Dear Representative Helgerson:
As representative of the eighty-sixth district you inquire whether a certain swine operation as described herein comes within the feedlot exception to the proscription against corporate ownership of agricultural land found at K.S.A. 1993 Supp. 17-5904, as amended by L. 1994, ch. 130, sec. 4.
You indicate the following: A Kansas corporation authorized to do business in Kansas desires to purchase 960 acres of agricultural land to be used as a swine feedlot operation; all swine located at the facility are to be owned by the corporation and are to be held for sale for slaughter purposes only; the corporation will breed and farrow its own swine only as is incidental to the feedlot operation and will not sell the seed stock except for slaughter; the swine are to be kept in a fenced area of approximately forty acres, with the remaining acreage of the facility used for swine feces waste disposal.
A feedlot is defined in L. 1994, ch. 130, sec. 3 as "a lot, yard, corral, or other area in which livestock fed for slaughter are confined." The definition does not encompass a farrow to finish operation that includes the breeding of animals. You refer us to Attorney General Opinion No. 83-160 wherein we opine that a foreign corporation may operate within the feedlot exception when, as incidental to the feedlot operation, the corporation engages in the breeding of the hogs within its own stock so long as the bred hogs are not sold but are strictly fed for slaughter.
Opinion No. 83-160 remains valid except as it is otherwise affected by the 1994 legislative changes to the act found in chapter 130 of the 1994 session laws, sections 3 and 4. Whereas the legislature did not change the feedlot exception, it added an additional exception. A swine production facility, defined in subsection (5) of section 3 as one used for housing, breeding, farrowing or feeding of swine, is now subject to a partial exception from the act. The swine production facility exception, unlike any other, requires that the county approve the facility by resolution or by the electorate in accordance with L. 1994, ch. 130, sec. 1.
While clearly a swine feedlot involves the feeding of swine, the feedlot exception does not require county approval. The difference in the definitions apparently involves the slaughter of the animals. The feedlot definition in the act includes the slaughter of animals, but not the breeding; a swine production facility includes the breeding but not the slaughter. Whether incidental activities were contemplated as part of these two distinct categories is not certain. We thus turn to statutory construction rules for assistance.
It is a primary rule of statutory construction that when the intent or purpose of the legislature can be ascertained, it must be followed. Todd v. Kely, 251 Kan. 512, 515 (1992). We may presume from the legislative amendments that the legislature did not intend to enact useless legislation. Ibid. With these rules in mind we find that the legislature clearly intended there be a distinction between a swine feedlot and a swine production facility. The definitions clearly indicate that a feedlot operation feeds the swine for slaughter and a swine production facility engages in a farrow to finish operation. (We note that the statute regulating feedlots, K.S.A. 47-1501 does not include the slaughter requirement in the definition of a feedlot.)

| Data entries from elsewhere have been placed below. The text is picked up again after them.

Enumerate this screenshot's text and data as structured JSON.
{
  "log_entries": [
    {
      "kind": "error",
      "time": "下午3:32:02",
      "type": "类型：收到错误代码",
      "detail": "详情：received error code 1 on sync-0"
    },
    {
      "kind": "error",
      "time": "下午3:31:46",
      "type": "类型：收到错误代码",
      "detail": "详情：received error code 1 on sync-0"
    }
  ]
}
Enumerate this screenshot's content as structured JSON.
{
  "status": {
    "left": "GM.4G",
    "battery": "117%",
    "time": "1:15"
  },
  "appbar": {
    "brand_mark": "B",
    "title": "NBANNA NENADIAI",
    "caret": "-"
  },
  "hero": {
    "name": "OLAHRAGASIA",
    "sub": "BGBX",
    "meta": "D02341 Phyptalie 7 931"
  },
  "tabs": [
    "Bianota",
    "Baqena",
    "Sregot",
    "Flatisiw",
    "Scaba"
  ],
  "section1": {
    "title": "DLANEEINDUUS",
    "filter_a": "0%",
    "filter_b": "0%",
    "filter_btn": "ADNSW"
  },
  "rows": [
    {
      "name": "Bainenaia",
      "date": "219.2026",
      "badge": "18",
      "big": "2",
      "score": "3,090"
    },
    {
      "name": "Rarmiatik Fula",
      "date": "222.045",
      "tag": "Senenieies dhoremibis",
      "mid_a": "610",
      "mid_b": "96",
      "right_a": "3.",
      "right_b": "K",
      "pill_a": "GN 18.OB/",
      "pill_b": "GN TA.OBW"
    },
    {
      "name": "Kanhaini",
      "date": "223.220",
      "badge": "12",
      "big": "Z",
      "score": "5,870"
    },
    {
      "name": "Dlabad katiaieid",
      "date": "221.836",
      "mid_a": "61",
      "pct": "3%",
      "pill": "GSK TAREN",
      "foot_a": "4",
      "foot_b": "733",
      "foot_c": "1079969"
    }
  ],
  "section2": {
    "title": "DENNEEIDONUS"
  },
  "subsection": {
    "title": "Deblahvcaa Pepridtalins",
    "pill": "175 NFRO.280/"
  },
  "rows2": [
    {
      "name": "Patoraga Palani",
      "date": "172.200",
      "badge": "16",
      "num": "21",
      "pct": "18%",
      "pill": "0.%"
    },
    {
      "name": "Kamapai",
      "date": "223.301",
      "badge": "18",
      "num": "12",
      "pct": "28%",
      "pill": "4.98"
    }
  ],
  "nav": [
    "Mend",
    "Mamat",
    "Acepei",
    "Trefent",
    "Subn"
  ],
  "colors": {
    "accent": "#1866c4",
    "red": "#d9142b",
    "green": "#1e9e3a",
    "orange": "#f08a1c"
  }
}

In order to keep these two categories distinct the breeding operation in question must be incidental to the feedlot operation. A matter is incidental to an authorized undertaking when it is subordinate to the main or principal project. Chandler & Chandler v. City of Shreveport, 162 So. 437, 439 (1935). Whether the breeding is incidental depends on whether the feedlot operation remains the principal project. Accordingly a breeding operation used to maintain a feedlot operation that is self-sustaining wherein pigs are bred in a farrow to finish function and then fed for slaughter runs afoul of the definition of what is "incidental." It is important to keep the two categories (a feedlot and a swine production facility) distinct because the 1994 legislative changes have added the additional requirement of county approval to the operation of a swine production facility. In keeping with this legislative intent to distinguish between the categories, a corporation may not use its incidental breeding operation in order to maintain a certain size herd as a sole source of feeder pigs to take to slaughter; as indicated this breeding operation would not be incidental to the feedlot operation and thus might require county approval as a swine production facility. However, a feedlot operation may breed some of its stock as incidental to its feedlot operation if it also purchases feeder pigs from another supplier as its substantial source of feeder pigs to feed and take to slaughter. Whether the corporation in question intends to purchase feeder pigs from another supplier is a fact question, not readily ascertainable from the facts presented.
With this fact based qualification we conclude that in our judgment a feedlot operation may breed some of its stock if the feedlot operation does not use the breeding operation as a sole and/or principal source of feeder pigs. We thus opine that in order to have an incidental breeding operation a corporation within the feedlot exception must purchase feeder pigs from another supplier as its substantial source of feeder pigs to feed and take to slaughter. We note that Attorney General Opinion No. 83-160 remains valid as qualified herein.